> Raw data
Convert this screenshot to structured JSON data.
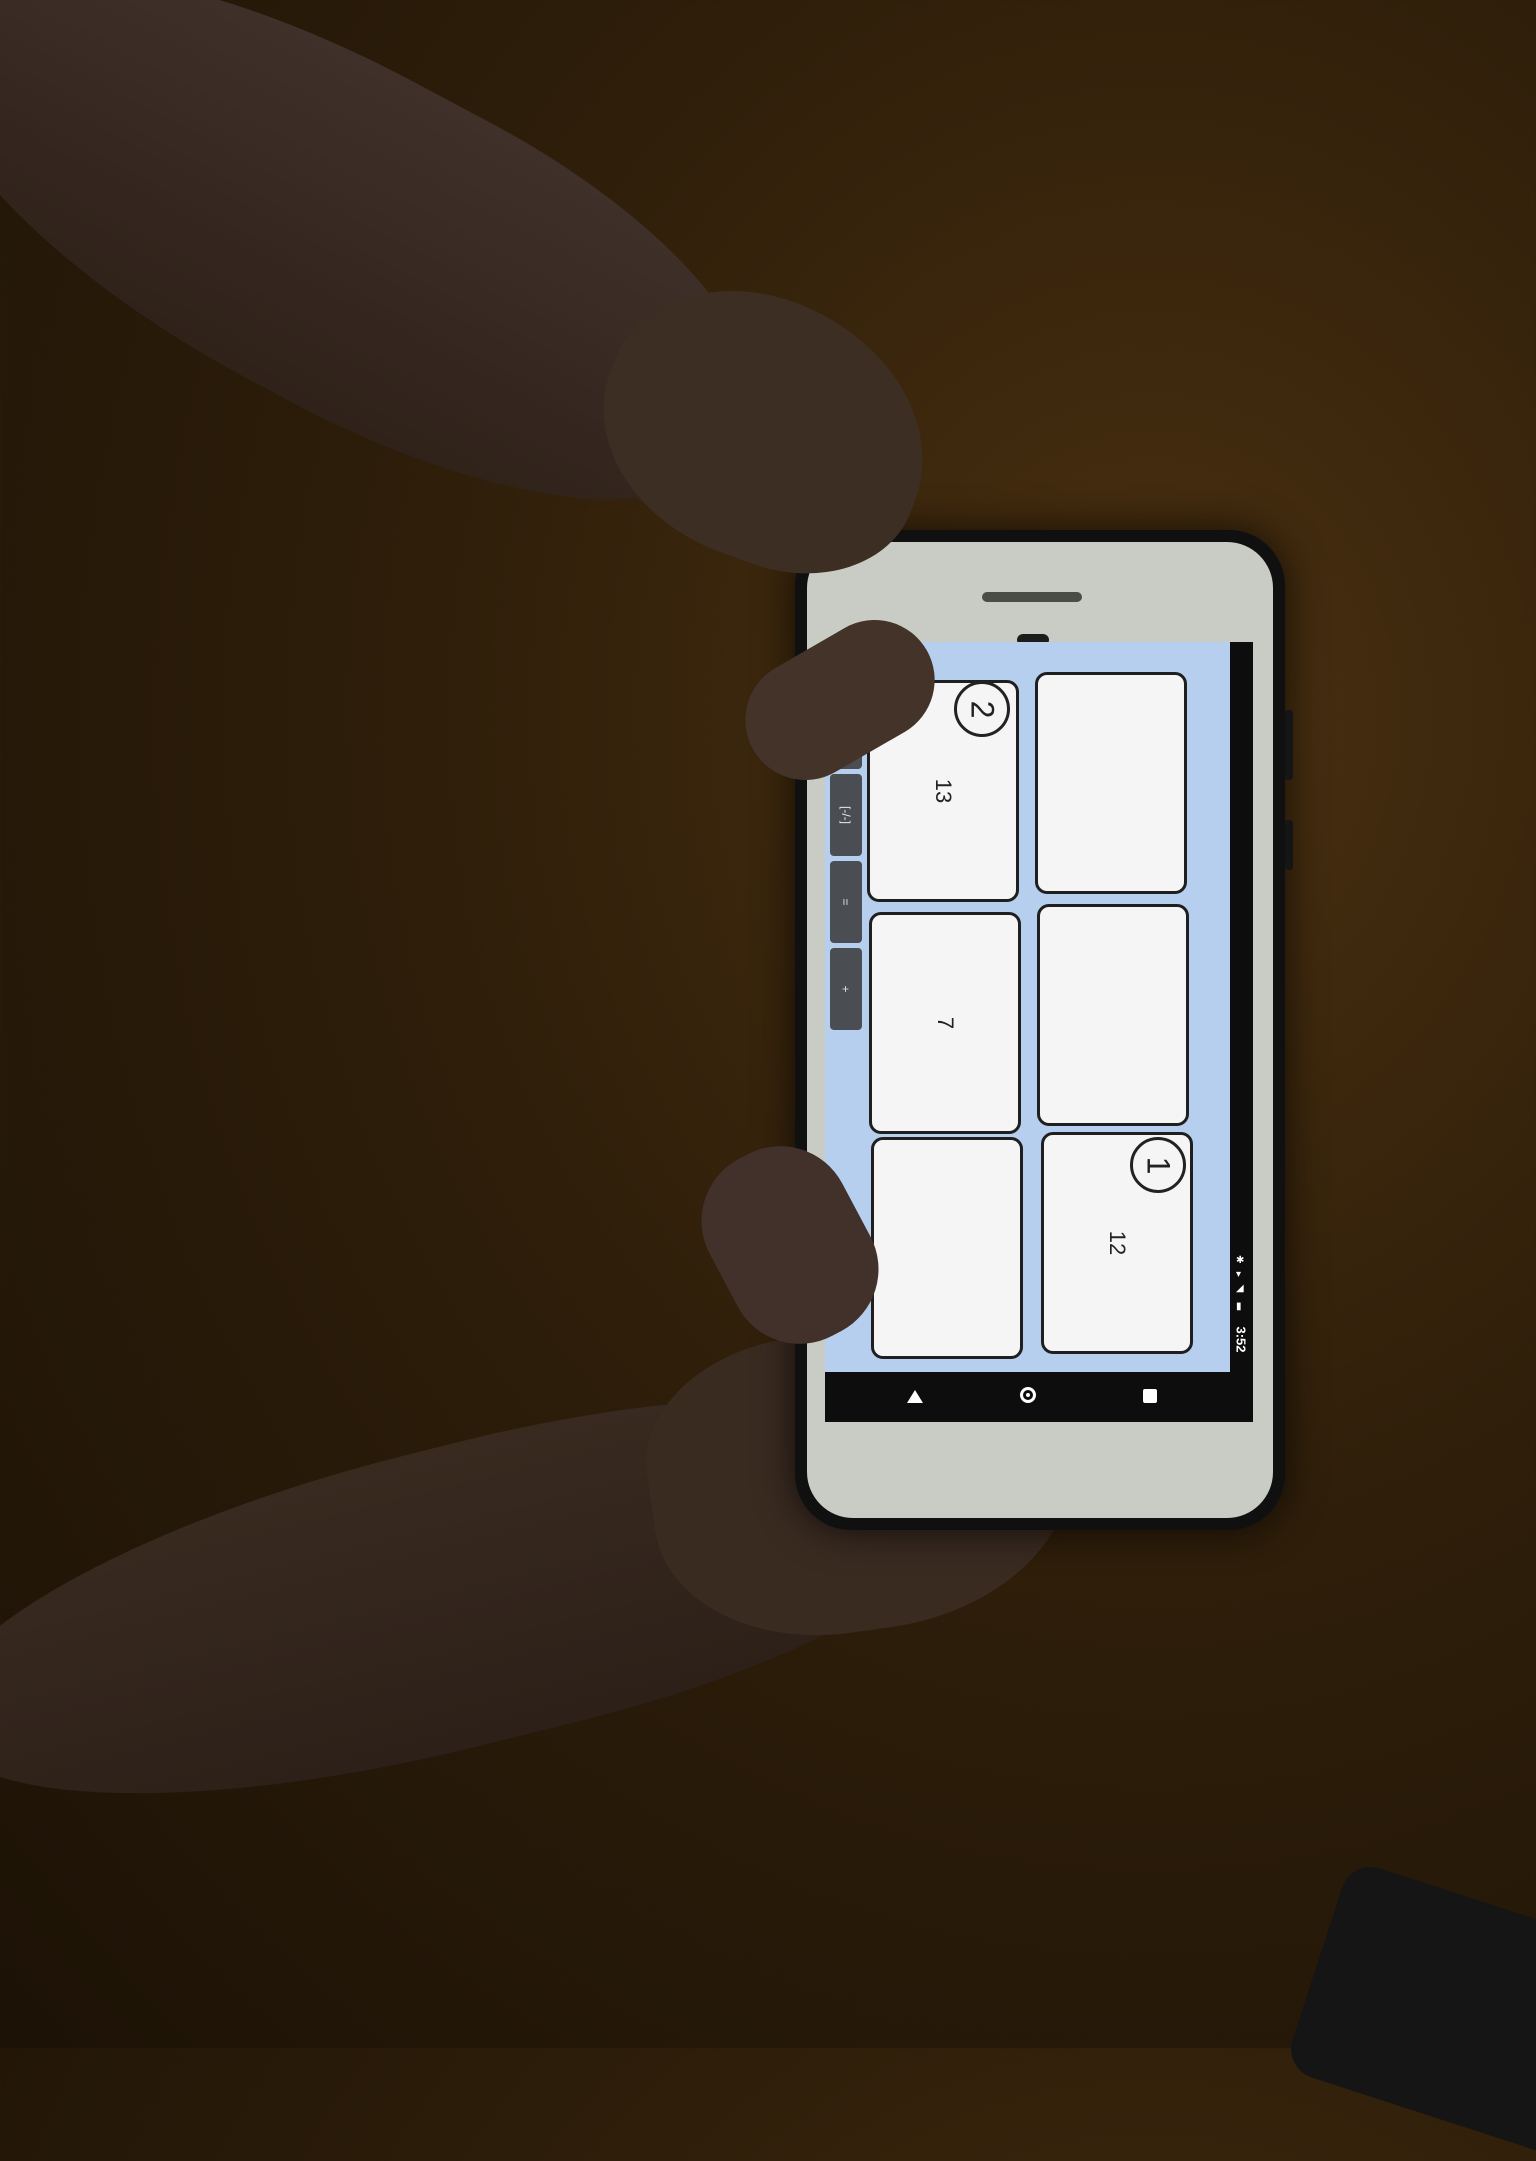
{
  "screen": {
    "status_bar": {
      "time": "3:52"
    },
    "keypad": {
      "keys": [
        "×",
        "/",
        "[-/-]",
        "=",
        "+"
      ]
    },
    "tiles": [
      {
        "value": "13",
        "badge": "2"
      },
      {
        "value": "",
        "badge": ""
      },
      {
        "value": "7",
        "badge": ""
      },
      {
        "value": "",
        "badge": ""
      },
      {
        "value": "",
        "badge": ""
      },
      {
        "value": "12",
        "badge": "1"
      }
    ],
    "nav_bar": {
      "back": "back-icon",
      "home": "home-icon",
      "recents": "recents-icon"
    }
  },
  "colors": {
    "app_background": "#b6cfee",
    "tile": "#f5f5f5",
    "key": "#4a4d52"
  }
}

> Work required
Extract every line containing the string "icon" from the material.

> Task result
      "back": "back-icon",
      "home": "home-icon",
      "recents": "recents-icon"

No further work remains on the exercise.